Dr. Jose Prince’s history with Queens began in an apartment he shared with his parents and two brothers near Elmhurst Hospital.
His parents had come to Queens from their native Cuba. In their home country, his mother and father were neighbors, but Prince’s father was a counter-revolutionary against Fidel Castro and his life became endangered due to his political beliefs.
Prince eventually became a doctor, a decision he partially attributed to his fond memories of his grandfather.
“My grandfather in Cuba was a pediatrician, so I grew up with the stories of him,” he said, though Prince noted that he only saw him sparingly. “And the stories stuck.”
Prince is now the medical director of the Pediatric Trauma Center at Cohen Children’s Medical Center in New Hyde Park. In October, the center was designated as a Level 1 Pediatric Trauma Center, the largest such center in New York state and the only Level 1 pediatric trauma facility in all of Long Island and New York City. Prince estimated that the center’s urgent care facilities see approximately 70,000 pediatric patients per year. Prince, who lived in Floral Park as an adolescent, said the designation was a personal triumph.
“I grew up in this neighborhood. I’m not doing this program because it’s a job,” he said. “My kids drive around Brooklyn, Queens, Manhattan and Nassau County and it’s very important to me.”
The process of making the medical center a Level 1 facility took about three years and required a substantial influx of new investment and hires. The designation means that the center has the resources and staff to respond quickly and efficiently to critically ill or injured pediatric patients.
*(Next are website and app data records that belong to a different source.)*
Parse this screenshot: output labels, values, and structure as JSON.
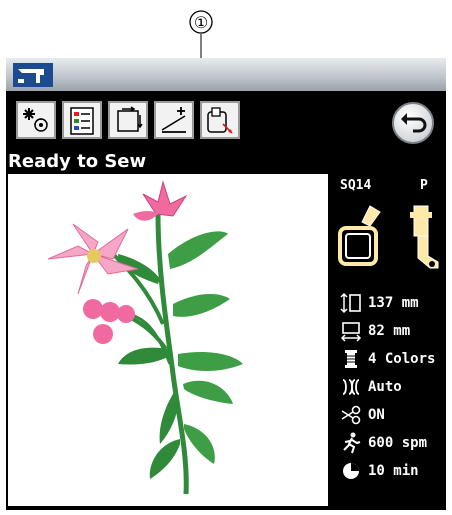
{
  "callout": {
    "number": "①"
  },
  "toolbar": {
    "buttons": [
      {
        "name": "thread-colors-button",
        "icon": "flower-stitch-icon"
      },
      {
        "name": "color-list-button",
        "icon": "color-list-icon"
      },
      {
        "name": "trace-button",
        "icon": "trace-frame-icon"
      },
      {
        "name": "jog-position-button",
        "icon": "jog-adjust-icon"
      },
      {
        "name": "hoop-position-button",
        "icon": "hoop-move-icon"
      }
    ]
  },
  "status": {
    "text": "Ready to Sew"
  },
  "hoop": {
    "label": "SQ14"
  },
  "foot": {
    "label": "P"
  },
  "info": {
    "height": "137 mm",
    "width": "82 mm",
    "colors": "4 Colors",
    "thread_cut": "Auto",
    "jump_cut": "ON",
    "speed": "600 spm",
    "time": "10 min"
  },
  "colors": {
    "screen_bg": "#000000",
    "petal_pink": "#f06aa0",
    "petal_light": "#f6a6c6",
    "stem_green": "#2f8a3a",
    "leaf_green": "#3d9e45",
    "center_yellow": "#e6c860"
  }
}
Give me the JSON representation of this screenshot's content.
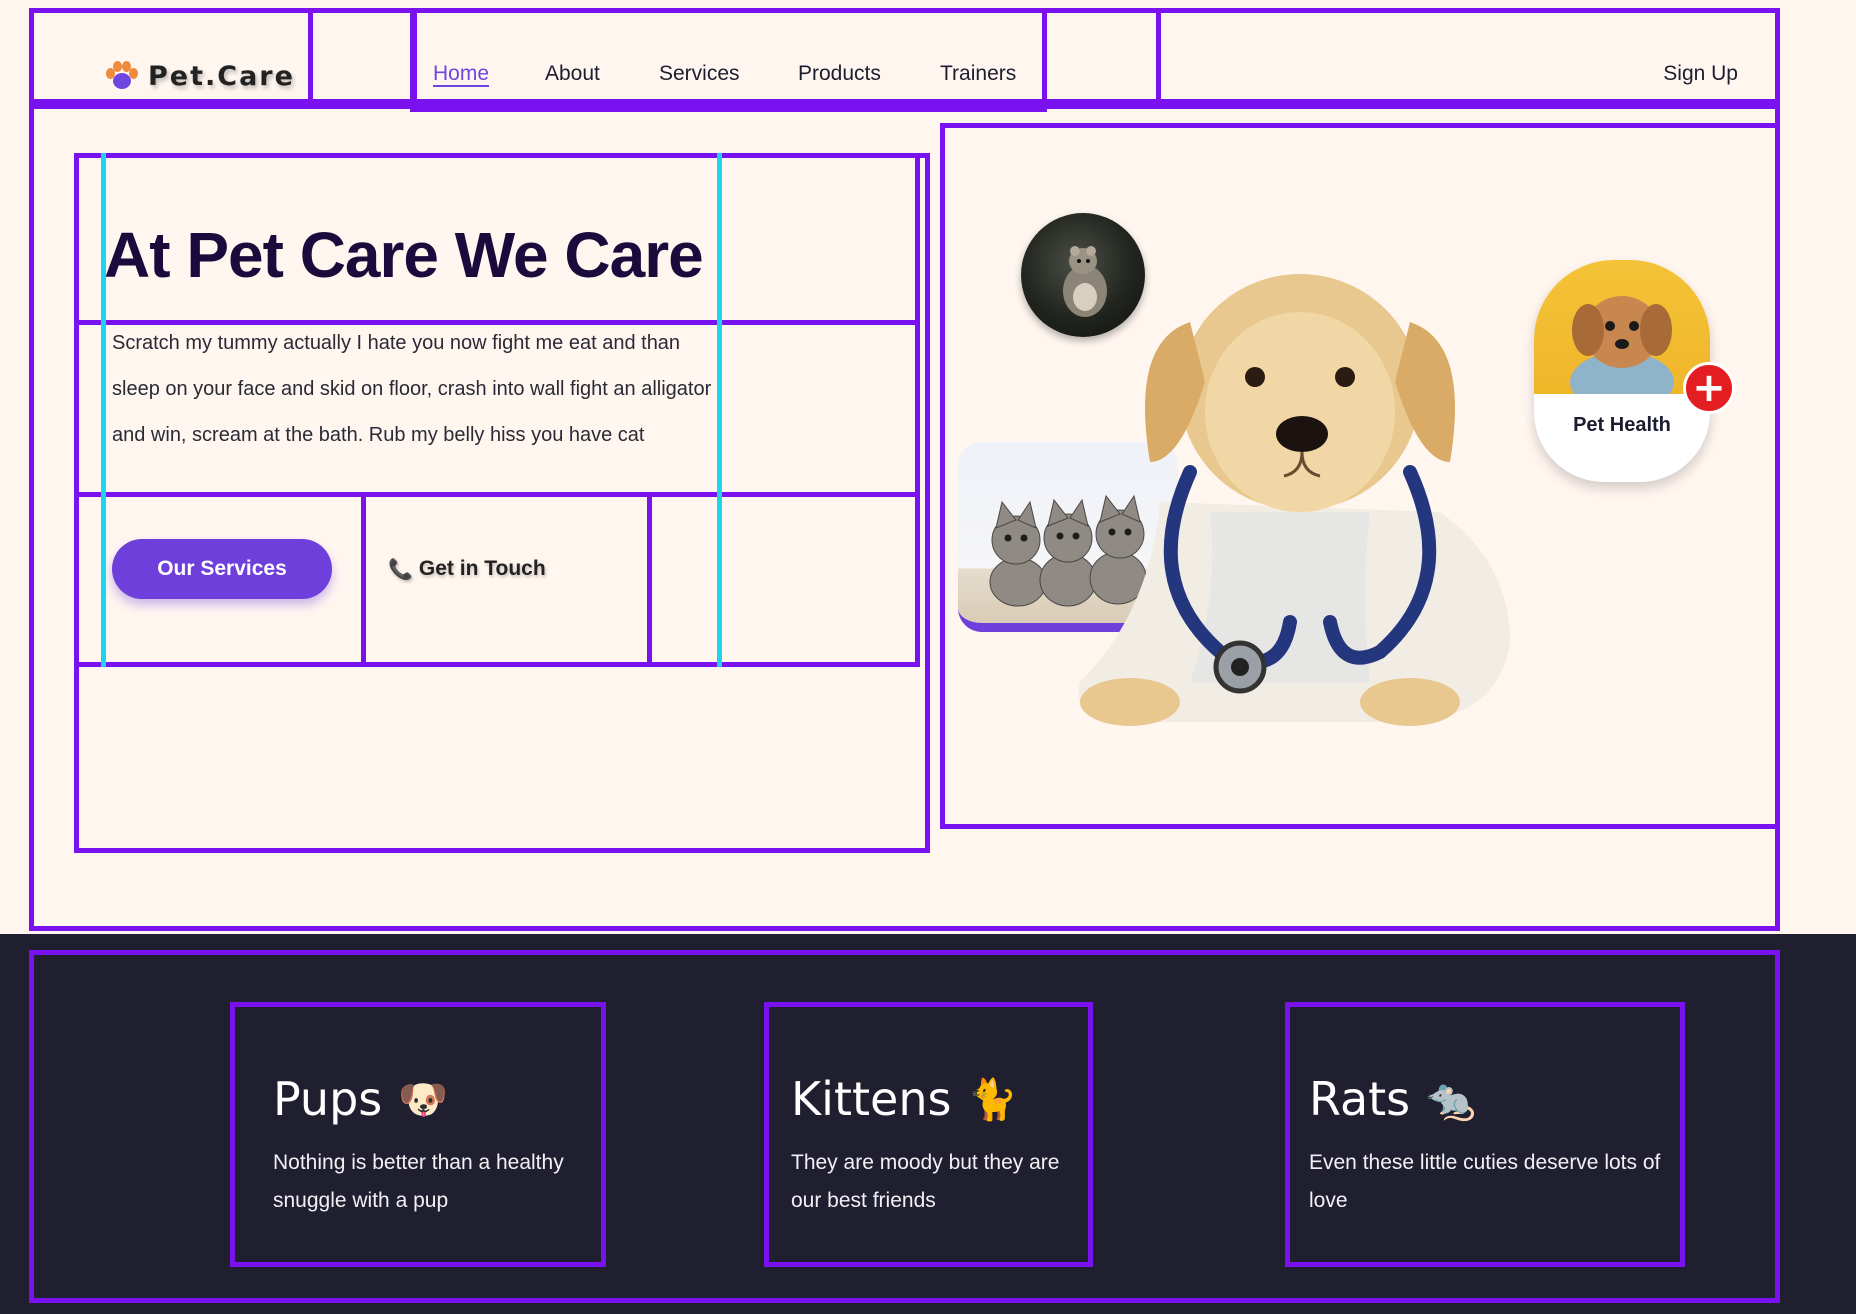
{
  "brand": {
    "name": "Pet.Care",
    "logo_icon": "paw-icon"
  },
  "nav": {
    "items": [
      {
        "label": "Home",
        "active": true
      },
      {
        "label": "About",
        "active": false
      },
      {
        "label": "Services",
        "active": false
      },
      {
        "label": "Products",
        "active": false
      },
      {
        "label": "Trainers",
        "active": false
      }
    ],
    "signup_label": "Sign Up"
  },
  "hero": {
    "title": "At Pet Care We Care",
    "text": "Scratch my tummy actually I hate you now fight me eat and than sleep on your face and skid on floor, crash into wall fight an alligator and win, scream at the bath. Rub my belly hiss you have cat",
    "primary_button": "Our Services",
    "contact_button": "Get in Touch",
    "contact_icon": "phone-icon"
  },
  "media": {
    "health_card_label": "Pet Health",
    "badge_icon": "plus-icon"
  },
  "features": [
    {
      "title": "Pups",
      "emoji": "🐶",
      "text": "Nothing is better than a healthy snuggle with a pup"
    },
    {
      "title": "Kittens",
      "emoji": "🐈",
      "text": "They are moody but they are our best friends"
    },
    {
      "title": "Rats",
      "emoji": "🐀",
      "text": "Even these little cuties deserve lots of love"
    }
  ],
  "colors": {
    "page_background": "#fff6f0",
    "accent": "#6f3fdc",
    "heading": "#1b0b3c",
    "dark_section": "#1f1f30",
    "debug_outline": "#7a12f0",
    "debug_guide": "#19d6f2",
    "badge": "#e41d22"
  }
}
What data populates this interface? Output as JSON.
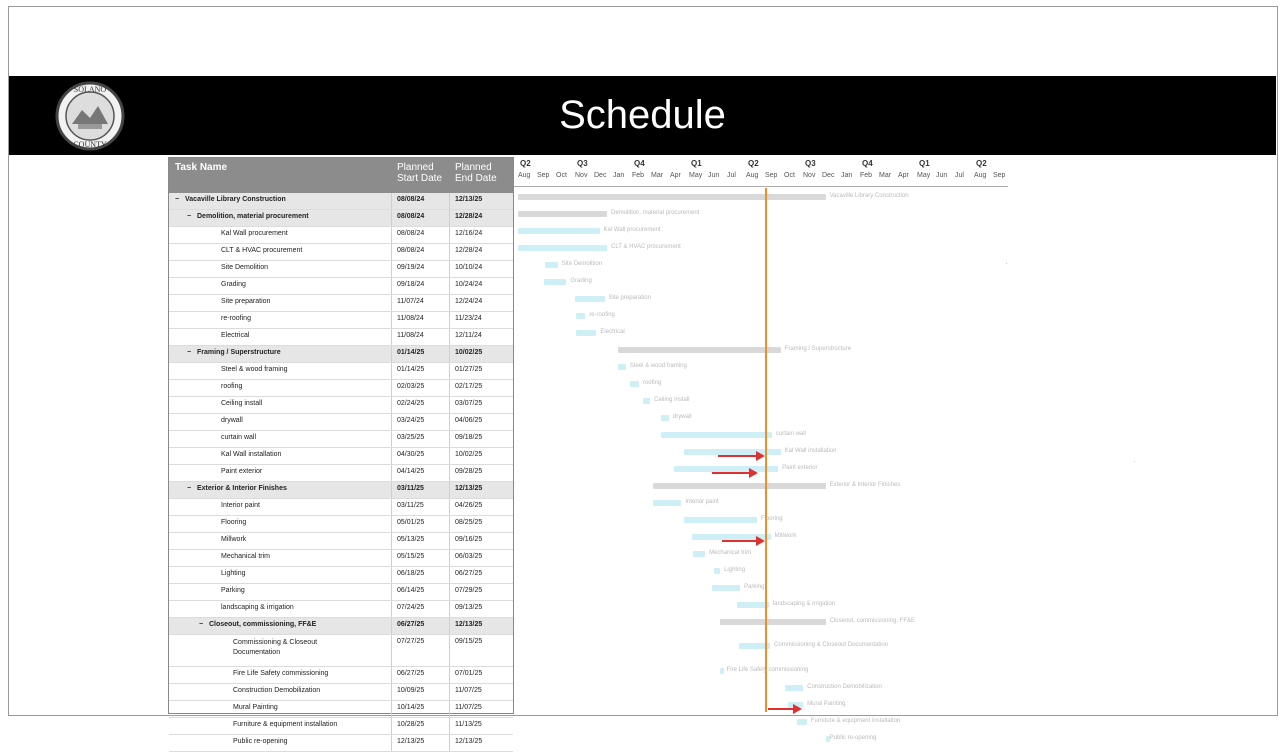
{
  "slide": {
    "title": "Schedule",
    "seal_text_top": "SOLANO",
    "seal_text_bottom": "COUNTY"
  },
  "table": {
    "headers": {
      "task": "Task Name",
      "start_line1": "Planned",
      "start_line2": "Start Date",
      "end_line1": "Planned",
      "end_line2": "End Date"
    },
    "rows": [
      {
        "name": "Vacaville Library Construction",
        "start": "08/08/24",
        "end": "12/13/25",
        "level": 0,
        "group": true,
        "toggle": "−"
      },
      {
        "name": "Demolition, material procurement",
        "start": "08/08/24",
        "end": "12/28/24",
        "level": 1,
        "group": true,
        "toggle": "−"
      },
      {
        "name": "Kal Wall procurement",
        "start": "08/08/24",
        "end": "12/16/24",
        "level": 2
      },
      {
        "name": "CLT & HVAC procurement",
        "start": "08/08/24",
        "end": "12/28/24",
        "level": 2
      },
      {
        "name": "Site Demolition",
        "start": "09/19/24",
        "end": "10/10/24",
        "level": 2
      },
      {
        "name": "Grading",
        "start": "09/18/24",
        "end": "10/24/24",
        "level": 2
      },
      {
        "name": "Site preparation",
        "start": "11/07/24",
        "end": "12/24/24",
        "level": 2
      },
      {
        "name": "re-roofing",
        "start": "11/08/24",
        "end": "11/23/24",
        "level": 2
      },
      {
        "name": "Electrical",
        "start": "11/08/24",
        "end": "12/11/24",
        "level": 2
      },
      {
        "name": "Framing / Superstructure",
        "start": "01/14/25",
        "end": "10/02/25",
        "level": 1,
        "group": true,
        "toggle": "−"
      },
      {
        "name": "Steel & wood framing",
        "start": "01/14/25",
        "end": "01/27/25",
        "level": 2
      },
      {
        "name": "roofing",
        "start": "02/03/25",
        "end": "02/17/25",
        "level": 2
      },
      {
        "name": "Ceiling install",
        "start": "02/24/25",
        "end": "03/07/25",
        "level": 2
      },
      {
        "name": "drywall",
        "start": "03/24/25",
        "end": "04/06/25",
        "level": 2
      },
      {
        "name": "curtain wall",
        "start": "03/25/25",
        "end": "09/18/25",
        "level": 2
      },
      {
        "name": "Kal Wall installation",
        "start": "04/30/25",
        "end": "10/02/25",
        "level": 2
      },
      {
        "name": "Paint exterior",
        "start": "04/14/25",
        "end": "09/28/25",
        "level": 2
      },
      {
        "name": "Exterior & Interior Finishes",
        "start": "03/11/25",
        "end": "12/13/25",
        "level": 1,
        "group": true,
        "toggle": "−"
      },
      {
        "name": "Interior paint",
        "start": "03/11/25",
        "end": "04/26/25",
        "level": 2
      },
      {
        "name": "Flooring",
        "start": "05/01/25",
        "end": "08/25/25",
        "level": 2
      },
      {
        "name": "Millwork",
        "start": "05/13/25",
        "end": "09/16/25",
        "level": 2
      },
      {
        "name": "Mechanical trim",
        "start": "05/15/25",
        "end": "06/03/25",
        "level": 2
      },
      {
        "name": "Lighting",
        "start": "06/18/25",
        "end": "06/27/25",
        "level": 2
      },
      {
        "name": "Parking",
        "start": "06/14/25",
        "end": "07/29/25",
        "level": 2
      },
      {
        "name": "landscaping & irrigation",
        "start": "07/24/25",
        "end": "09/13/25",
        "level": 2
      },
      {
        "name": "Closeout, commissioning, FF&E",
        "start": "06/27/25",
        "end": "12/13/25",
        "level": 2,
        "group": true,
        "toggle": "−"
      },
      {
        "name": "Commissioning & Closeout Documentation",
        "start": "07/27/25",
        "end": "09/15/25",
        "level": 3,
        "tall": true
      },
      {
        "name": "Fire Life Safety commissioning",
        "start": "06/27/25",
        "end": "07/01/25",
        "level": 3
      },
      {
        "name": "Construction Demobilization",
        "start": "10/09/25",
        "end": "11/07/25",
        "level": 3
      },
      {
        "name": "Mural Painting",
        "start": "10/14/25",
        "end": "11/07/25",
        "level": 3
      },
      {
        "name": "Furniture & equipment installation",
        "start": "10/28/25",
        "end": "11/13/25",
        "level": 3
      },
      {
        "name": "Public re-opening",
        "start": "12/13/25",
        "end": "12/13/25",
        "level": 3
      }
    ]
  },
  "timeline": {
    "quarters": [
      {
        "label": "Q2"
      },
      {
        "label": "Q3"
      },
      {
        "label": "Q4"
      },
      {
        "label": "Q1"
      },
      {
        "label": "Q2"
      },
      {
        "label": "Q3"
      },
      {
        "label": "Q4"
      },
      {
        "label": "Q1"
      },
      {
        "label": "Q2"
      }
    ],
    "months": [
      "Aug",
      "Sep",
      "Oct",
      "Nov",
      "Dec",
      "Jan",
      "Feb",
      "Mar",
      "Apr",
      "May",
      "Jun",
      "Jul",
      "Aug",
      "Sep",
      "Oct",
      "Nov",
      "Dec",
      "Jan",
      "Feb",
      "Mar",
      "Apr",
      "May",
      "Jun",
      "Jul",
      "Aug",
      "Sep"
    ],
    "bar_labels": [
      "Vacaville Library Construction",
      "Demolition, material procurement",
      "Kal Wall procurement",
      "CLT & HVAC procurement",
      "Site Demolition",
      "Grading",
      "Site preparation",
      "re-roofing",
      "Electrical",
      "Framing / Superstructure",
      "Steel & wood framing",
      "roofing",
      "Ceiling install",
      "drywall",
      "curtain wall",
      "Kal Wall installation",
      "Paint exterior",
      "Exterior & Interior Finishes",
      "Interior paint",
      "Flooring",
      "Millwork",
      "Mechanical trim",
      "Lighting",
      "Parking",
      "landscaping & irrigation",
      "Closeout, commissioning, FF&E",
      "Commissioning & Closeout Documentation",
      "Fire Life Safety commissioning",
      "Construction Demobilization",
      "Mural Painting",
      "Furniture & equipment installation",
      "Public re-opening"
    ]
  },
  "colors": {
    "title_bar": "#000000",
    "header": "#8c8c8c",
    "task_bar": "#cfeff6",
    "summary_bar": "#d9d9d9",
    "today_line": "#f28c28",
    "arrow": "#e03030"
  }
}
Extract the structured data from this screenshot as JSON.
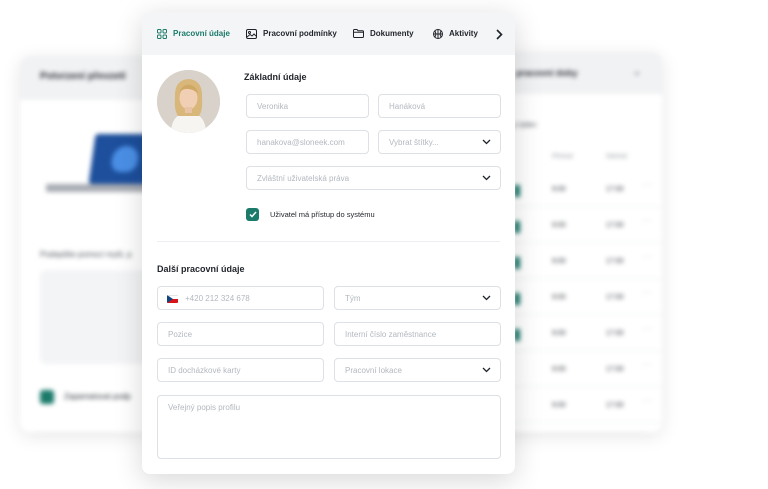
{
  "background": {
    "left_panel": {
      "title": "Potvrzení převzetí",
      "sign_text": "Podepište pomocí myši, p",
      "remember_label": "Zapamatovat podp"
    },
    "right_panel": {
      "title": "pracovní doby",
      "subtitle": "ý týden",
      "col_arrival": "Příchod",
      "col_departure": "Odchod",
      "rows": [
        {
          "arrival": "9:00",
          "departure": "17:00"
        },
        {
          "arrival": "9:00",
          "departure": "17:00"
        },
        {
          "arrival": "9:00",
          "departure": "17:00"
        },
        {
          "arrival": "9:00",
          "departure": "17:00"
        },
        {
          "arrival": "9:00",
          "departure": "17:00"
        },
        {
          "arrival": "9:00",
          "departure": "17:00"
        },
        {
          "arrival": "9:00",
          "departure": "17:00"
        }
      ]
    }
  },
  "tabs": [
    {
      "label": "Pracovní údaje",
      "icon": "grid-icon",
      "active": true
    },
    {
      "label": "Pracovní podmínky",
      "icon": "image-icon",
      "active": false
    },
    {
      "label": "Dokumenty",
      "icon": "folder-icon",
      "active": false
    },
    {
      "label": "Aktivity",
      "icon": "basketball-icon",
      "active": false
    }
  ],
  "basic": {
    "title": "Základní údaje",
    "first_name": "Veronika",
    "last_name": "Hanáková",
    "email": "hanakova@sloneek.com",
    "tags_placeholder": "Vybrat štítky...",
    "rights_placeholder": "Zvláštní uživatelská práva",
    "access_label": "Uživatel má přístup do systému",
    "access_checked": true
  },
  "extra": {
    "title": "Další pracovní údaje",
    "phone": "+420 212 324 678",
    "team_placeholder": "Tým",
    "position_placeholder": "Pozice",
    "employee_id_placeholder": "Interní číslo zaměstnance",
    "attendance_card_placeholder": "ID docházkové karty",
    "location_placeholder": "Pracovní lokace",
    "public_profile_placeholder": "Veřejný popis profilu"
  },
  "colors": {
    "accent": "#1b7a6a",
    "text": "#1f2329",
    "placeholder": "#b3b8be",
    "border": "#dde0e4",
    "tab_bg": "#f4f5f7"
  }
}
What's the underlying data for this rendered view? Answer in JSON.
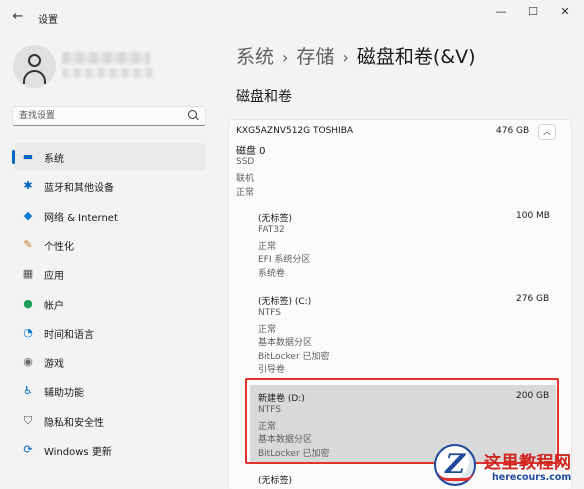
{
  "window": {
    "title": "设置",
    "back_glyph": "←",
    "minimize_glyph": "—",
    "maximize_glyph": "☐",
    "close_glyph": "✕"
  },
  "search": {
    "placeholder": "查找设置"
  },
  "sidebar": {
    "items": [
      {
        "label": "系统",
        "icon": "monitor-icon",
        "glyph": "▬",
        "color": "#0067c0",
        "active": true
      },
      {
        "label": "蓝牙和其他设备",
        "icon": "bluetooth-icon",
        "glyph": "✱",
        "color": "#0067c0",
        "active": false
      },
      {
        "label": "网络 & Internet",
        "icon": "wifi-icon",
        "glyph": "◆",
        "color": "#0078d4",
        "active": false
      },
      {
        "label": "个性化",
        "icon": "brush-icon",
        "glyph": "✎",
        "color": "#c5742a",
        "active": false
      },
      {
        "label": "应用",
        "icon": "apps-icon",
        "glyph": "▦",
        "color": "#555555",
        "active": false
      },
      {
        "label": "帐户",
        "icon": "person-icon",
        "glyph": "●",
        "color": "#1f9e57",
        "active": false
      },
      {
        "label": "时间和语言",
        "icon": "globe-clock-icon",
        "glyph": "◔",
        "color": "#0078d4",
        "active": false
      },
      {
        "label": "游戏",
        "icon": "gamepad-icon",
        "glyph": "◉",
        "color": "#666666",
        "active": false
      },
      {
        "label": "辅助功能",
        "icon": "accessibility-icon",
        "glyph": "♿",
        "color": "#0067c0",
        "active": false
      },
      {
        "label": "隐私和安全性",
        "icon": "shield-icon",
        "glyph": "⛉",
        "color": "#555555",
        "active": false
      },
      {
        "label": "Windows 更新",
        "icon": "update-icon",
        "glyph": "⟳",
        "color": "#0067c0",
        "active": false
      }
    ]
  },
  "breadcrumb": {
    "parts": [
      "系统",
      "存储"
    ],
    "current": "磁盘和卷(&V)",
    "separator": "›"
  },
  "section_title": "磁盘和卷",
  "disk": {
    "model": "KXG5AZNV512G TOSHIBA",
    "size": "476 GB",
    "collapse_glyph": "︿",
    "title": "磁盘 0",
    "details": [
      "SSD",
      "联机",
      "正常"
    ]
  },
  "partitions": [
    {
      "name": "(无标签)",
      "size": "100 MB",
      "details": [
        "FAT32",
        "正常",
        "EFI 系统分区",
        "系统卷"
      ]
    },
    {
      "name": "(无标签) (C:)",
      "size": "276 GB",
      "details": [
        "NTFS",
        "正常",
        "基本数据分区",
        "BitLocker 已加密",
        "引导卷"
      ]
    },
    {
      "name": "新建卷 (D:)",
      "size": "200 GB",
      "details": [
        "NTFS",
        "正常",
        "基本数据分区",
        "BitLocker 已加密"
      ]
    },
    {
      "name": "(无标签)",
      "size": "",
      "details": []
    }
  ],
  "watermark": {
    "logo_letter": "Z",
    "title": "这里教程网",
    "url": "herecours.com"
  }
}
The center also conducts extensive training, including mock traumas with mannequins that are able to speak to physicians while they are being ‘treated.’ Under Prince’s guidance, the center increased its efforts to promote injury prevention, and the center’s injury prevention coordinator reached more than 10,000 people last year in visits to schools and other facilities.
Prince said it was essential for New York City to have high-quality and accessible pediatric trauma centers, especially considering the dangers arising from crowded traffic conditions or mass-casualty incidents. He said the medical center always tried to release the information it gathered from research to other hospitals to ensure their best practices would be widely disseminated.
“I’m proud that we’re a part of being able to do that well,” he said, “and helping others around us to do that well.”
Reach reporter Patrick Donachie by e-mail at pdona